In an interview Monday, Cirella said she did not kill her daughter Julie, who was going to be the flower girl in her cousin's wedding on July 23, but was found dead in the family's home hours before the ceremony.
Cirella said she was so grief-stricken when she found her daughter dead that she swallowed a handful of pills and tried to strangle herself with an extension cord.
"Without her there was no reason to go on," Cirella said. "She was my purpose."
She left a suicide note that prosecutors say implies that she killed the girl, who had cerebral palsy. Cirella said prosecutors are misinterpreting her words.
"I know what was in my heart, and I would never ever hurt my daughter," she said Monday, wiping tears from her cheeks. "What people say doesn't bother me, because I know I took good care of her."
Prosecutors had initially said Cirella gave her daughter M & M's candy, even though her daughter was allergic to peanuts and the label said that the pieces may contain traces of the food. They said Cirella failed to take the necessary steps to save the girl when she had an allergic reaction to the food. Cirella was arrested on a manslaughter charge, but prosecutors released her from jail in September when they didn't indict her within the legal time limit.
Cirella's lawyer, William Keahon of Hauppauge, said in court Wednesday that the medical examiner found no evidence of peanuts in the girl's system, nor did they find Benadryl or a mark from an EpiPen -- an injector used to deliver epinephrine to counter the reaction. Prosecutors say Cirella told a detective that she administered both to her daughter before the girl's death. Cirella said she doesn't recall talking to a detective.

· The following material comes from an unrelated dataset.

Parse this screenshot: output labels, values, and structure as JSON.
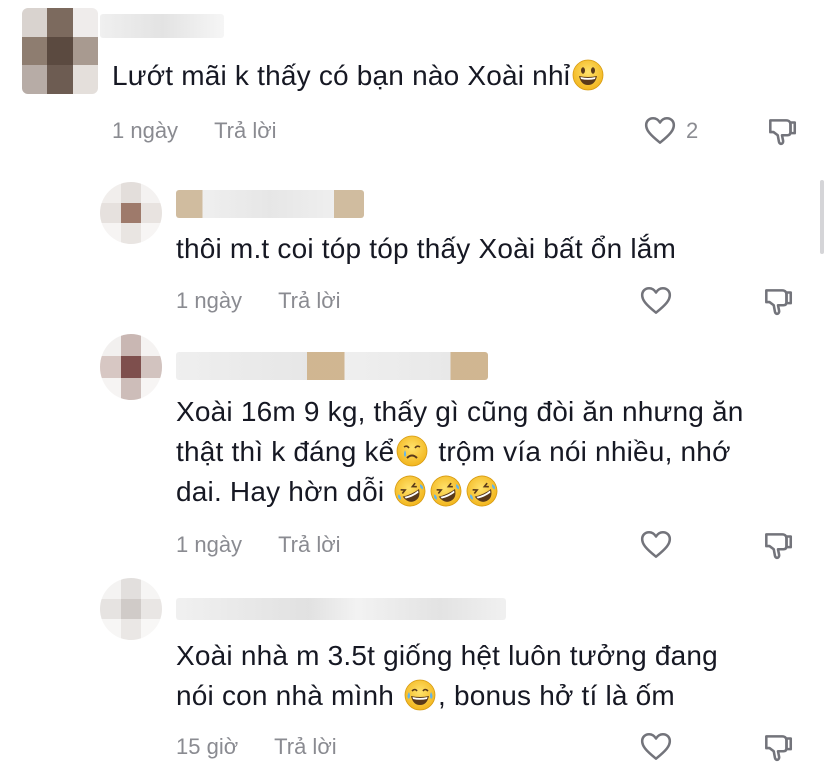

Keahon said in court that the medical examiner found that the girl died in one of three ways: from an asthma attack, from choking on her own vomit, or from suffocating.
A source close to the case said prosecutors now believe Cirella smothered her daughter. Prosecutors declined to comment after court Wednesday.
Cirella said she was the main caregiver for Julie. At the time of Julie's death, her father, Joseph, was in jail for violating an order of protection against Cirella, according to court papers.
The night before Julie's death, Cirella said she became depressed, and texted a friend to ask if she would go to hell if she killed herself. But she said the friend calmed her down.
She said when she found her daughter she tried to administer CPR, but soon realized it was too late. She said she ran to the bathroom cabinet and ingested a variety of pills, then sat down to write a note. Her next memory, she said, was waking up in the hospital.